■ Task statement: Your answer must be an exact copy of the entries, containing no images.

[Material provided]

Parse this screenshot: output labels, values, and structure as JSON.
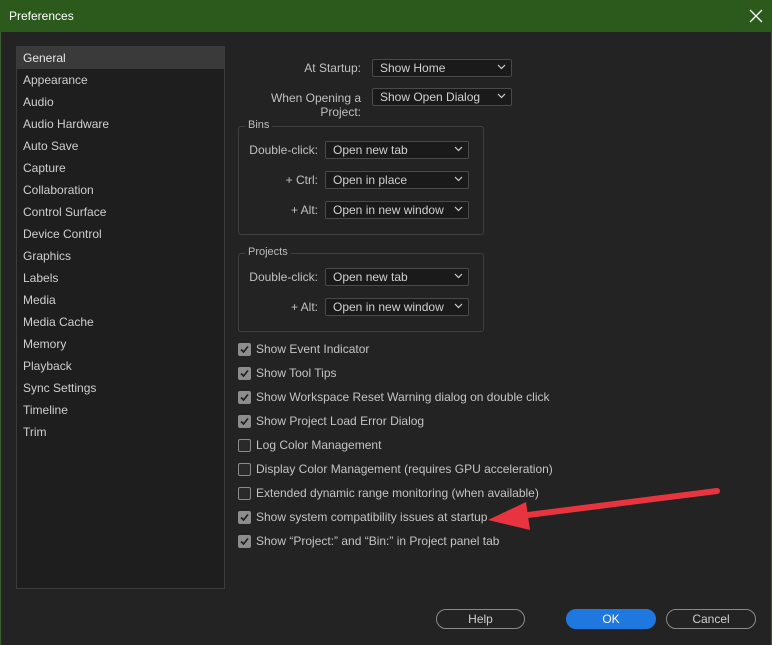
{
  "window": {
    "title": "Preferences"
  },
  "sidebar": {
    "items": [
      {
        "label": "General",
        "selected": true
      },
      {
        "label": "Appearance"
      },
      {
        "label": "Audio"
      },
      {
        "label": "Audio Hardware"
      },
      {
        "label": "Auto Save"
      },
      {
        "label": "Capture"
      },
      {
        "label": "Collaboration"
      },
      {
        "label": "Control Surface"
      },
      {
        "label": "Device Control"
      },
      {
        "label": "Graphics"
      },
      {
        "label": "Labels"
      },
      {
        "label": "Media"
      },
      {
        "label": "Media Cache"
      },
      {
        "label": "Memory"
      },
      {
        "label": "Playback"
      },
      {
        "label": "Sync Settings"
      },
      {
        "label": "Timeline"
      },
      {
        "label": "Trim"
      }
    ]
  },
  "general": {
    "at_startup": {
      "label": "At Startup:",
      "value": "Show Home"
    },
    "when_opening": {
      "label": "When Opening a Project:",
      "value": "Show Open Dialog"
    },
    "bins": {
      "title": "Bins",
      "double_click": {
        "label": "Double-click:",
        "value": "Open new tab"
      },
      "ctrl": {
        "label": "+ Ctrl:",
        "value": "Open in place"
      },
      "alt": {
        "label": "+ Alt:",
        "value": "Open in new window"
      }
    },
    "projects": {
      "title": "Projects",
      "double_click": {
        "label": "Double-click:",
        "value": "Open new tab"
      },
      "alt": {
        "label": "+ Alt:",
        "value": "Open in new window"
      }
    },
    "checkboxes": [
      {
        "label": "Show Event Indicator",
        "checked": true
      },
      {
        "label": "Show Tool Tips",
        "checked": true
      },
      {
        "label": "Show Workspace Reset Warning dialog on double click",
        "checked": true
      },
      {
        "label": "Show Project Load Error Dialog",
        "checked": true
      },
      {
        "label": "Log Color Management",
        "checked": false
      },
      {
        "label": "Display Color Management (requires GPU acceleration)",
        "checked": false
      },
      {
        "label": "Extended dynamic range monitoring (when available)",
        "checked": false
      },
      {
        "label": "Show system compatibility issues at startup",
        "checked": true
      },
      {
        "label": "Show “Project:” and “Bin:” in Project panel tab",
        "checked": true
      }
    ]
  },
  "buttons": {
    "help": "Help",
    "ok": "OK",
    "cancel": "Cancel"
  },
  "colors": {
    "titlebar": "#2b5a1c",
    "accent": "#1f78e0",
    "annotation_arrow": "#e8343e"
  }
}
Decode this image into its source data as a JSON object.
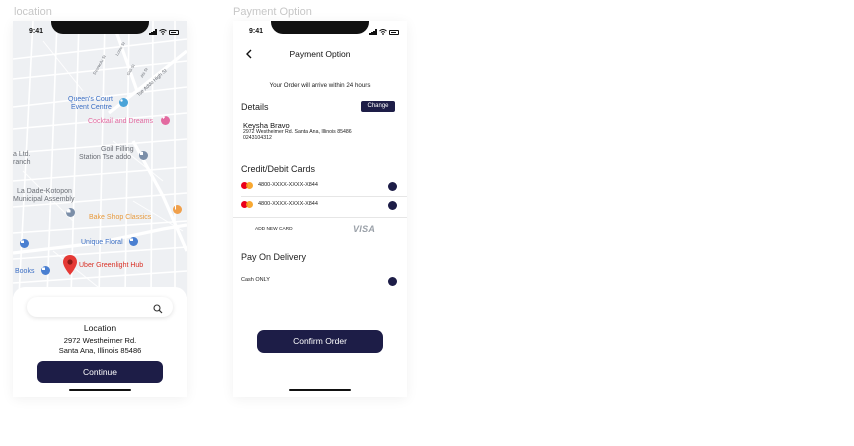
{
  "frames": {
    "location_label": "location",
    "payment_label": "Payment Option"
  },
  "status_bar": {
    "time": "9:41"
  },
  "map": {
    "streets": [
      "Tse Addo High St",
      "Lomo St",
      "Gidi St",
      "Abi St",
      "Dzorwulu St"
    ],
    "places": [
      {
        "name": "Queen's Court",
        "line2": "Event Centre",
        "color": "#3c6fc4"
      },
      {
        "name": "Cocktail and Dreams",
        "color": "#e36aa0"
      },
      {
        "name": "Goil Filling",
        "line2": "Station Tse addo",
        "color": "#6b6f76"
      },
      {
        "name": "a Ltd.",
        "line2": "ranch",
        "color": "#6b6f76"
      },
      {
        "name": "La Dade-Kotopon",
        "line2": "Municipal Assembly",
        "color": "#6b6f76"
      },
      {
        "name": "Bake Shop Classics",
        "color": "#e89a3c"
      },
      {
        "name": "Unique Floral",
        "color": "#3c6fc4"
      },
      {
        "name": "Uber Greenlight Hub",
        "color": "#d93025"
      },
      {
        "name": "Books",
        "color": "#3c6fc4"
      }
    ]
  },
  "location_sheet": {
    "search_placeholder": "",
    "title": "Location",
    "address_line1": "2972 Westheimer Rd.",
    "address_line2": "Santa Ana, Illinois 85486",
    "continue_label": "Continue"
  },
  "payment": {
    "title": "Payment Option",
    "arrival_note": "Your Order will arrive within 24 hours",
    "details_heading": "Details",
    "change_label": "Change",
    "customer_name": "Keysha Bravo",
    "customer_address": "2972 Westheimer Rd. Santa Ana, Illinois 85486",
    "customer_phone": "0243104312",
    "cards_heading": "Credit/Debit Cards",
    "cards": [
      {
        "number": "4800-XXXX-XXXX-X844"
      },
      {
        "number": "4800-XXXX-XXXX-X844"
      }
    ],
    "add_card_label": "ADD NEW CARD",
    "visa_label": "VISA",
    "delivery_heading": "Pay On Delivery",
    "cash_label": "Cash ONLY",
    "confirm_label": "Confirm Order"
  },
  "colors": {
    "primary": "#1d1d47",
    "map_background": "#eef0f3"
  }
}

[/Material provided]

■ Response:
Parse this screenshot: output labels, values, and structure as JSON.
{
  "window": {
    "title": "Preferences"
  },
  "sidebar": {
    "items": [
      {
        "label": "General",
        "selected": true
      },
      {
        "label": "Appearance"
      },
      {
        "label": "Audio"
      },
      {
        "label": "Audio Hardware"
      },
      {
        "label": "Auto Save"
      },
      {
        "label": "Capture"
      },
      {
        "label": "Collaboration"
      },
      {
        "label": "Control Surface"
      },
      {
        "label": "Device Control"
      },
      {
        "label": "Graphics"
      },
      {
        "label": "Labels"
      },
      {
        "label": "Media"
      },
      {
        "label": "Media Cache"
      },
      {
        "label": "Memory"
      },
      {
        "label": "Playback"
      },
      {
        "label": "Sync Settings"
      },
      {
        "label": "Timeline"
      },
      {
        "label": "Trim"
      }
    ]
  },
  "general": {
    "at_startup": {
      "label": "At Startup:",
      "value": "Show Home"
    },
    "when_opening": {
      "label": "When Opening a Project:",
      "value": "Show Open Dialog"
    },
    "bins": {
      "title": "Bins",
      "double_click": {
        "label": "Double-click:",
        "value": "Open new tab"
      },
      "ctrl": {
        "label": "+ Ctrl:",
        "value": "Open in place"
      },
      "alt": {
        "label": "+ Alt:",
        "value": "Open in new window"
      }
    },
    "projects": {
      "title": "Projects",
      "double_click": {
        "label": "Double-click:",
        "value": "Open new tab"
      },
      "alt": {
        "label": "+ Alt:",
        "value": "Open in new window"
      }
    },
    "checkboxes": [
      {
        "label": "Show Event Indicator",
        "checked": true
      },
      {
        "label": "Show Tool Tips",
        "checked": true
      },
      {
        "label": "Show Workspace Reset Warning dialog on double click",
        "checked": true
      },
      {
        "label": "Show Project Load Error Dialog",
        "checked": true
      },
      {
        "label": "Log Color Management",
        "checked": false
      },
      {
        "label": "Display Color Management (requires GPU acceleration)",
        "checked": false
      },
      {
        "label": "Extended dynamic range monitoring (when available)",
        "checked": false
      },
      {
        "label": "Show system compatibility issues at startup",
        "checked": true
      },
      {
        "label": "Show “Project:” and “Bin:” in Project panel tab",
        "checked": true
      }
    ]
  },
  "buttons": {
    "help": "Help",
    "ok": "OK",
    "cancel": "Cancel"
  },
  "colors": {
    "titlebar": "#2b5a1c",
    "accent": "#1f78e0",
    "annotation_arrow": "#e8343e"
  }
}
Decode this image into its source data as a JSON object.
{
  "frames": {
    "location_label": "location",
    "payment_label": "Payment Option"
  },
  "status_bar": {
    "time": "9:41"
  },
  "map": {
    "streets": [
      "Tse Addo High St",
      "Lomo St",
      "Gidi St",
      "Abi St",
      "Dzorwulu St"
    ],
    "places": [
      {
        "name": "Queen's Court",
        "line2": "Event Centre",
        "color": "#3c6fc4"
      },
      {
        "name": "Cocktail and Dreams",
        "color": "#e36aa0"
      },
      {
        "name": "Goil Filling",
        "line2": "Station Tse addo",
        "color": "#6b6f76"
      },
      {
        "name": "a Ltd.",
        "line2": "ranch",
        "color": "#6b6f76"
      },
      {
        "name": "La Dade-Kotopon",
        "line2": "Municipal Assembly",
        "color": "#6b6f76"
      },
      {
        "name": "Bake Shop Classics",
        "color": "#e89a3c"
      },
      {
        "name": "Unique Floral",
        "color": "#3c6fc4"
      },
      {
        "name": "Uber Greenlight Hub",
        "color": "#d93025"
      },
      {
        "name": "Books",
        "color": "#3c6fc4"
      }
    ]
  },
  "location_sheet": {
    "search_placeholder": "",
    "title": "Location",
    "address_line1": "2972 Westheimer Rd.",
    "address_line2": "Santa Ana, Illinois 85486",
    "continue_label": "Continue"
  },
  "payment": {
    "title": "Payment Option",
    "arrival_note": "Your Order will arrive within 24 hours",
    "details_heading": "Details",
    "change_label": "Change",
    "customer_name": "Keysha Bravo",
    "customer_address": "2972 Westheimer Rd. Santa Ana, Illinois 85486",
    "customer_phone": "0243104312",
    "cards_heading": "Credit/Debit Cards",
    "cards": [
      {
        "number": "4800-XXXX-XXXX-X844"
      },
      {
        "number": "4800-XXXX-XXXX-X844"
      }
    ],
    "add_card_label": "ADD NEW CARD",
    "visa_label": "VISA",
    "delivery_heading": "Pay On Delivery",
    "cash_label": "Cash ONLY",
    "confirm_label": "Confirm Order"
  },
  "colors": {
    "primary": "#1d1d47",
    "map_background": "#eef0f3"
  }
}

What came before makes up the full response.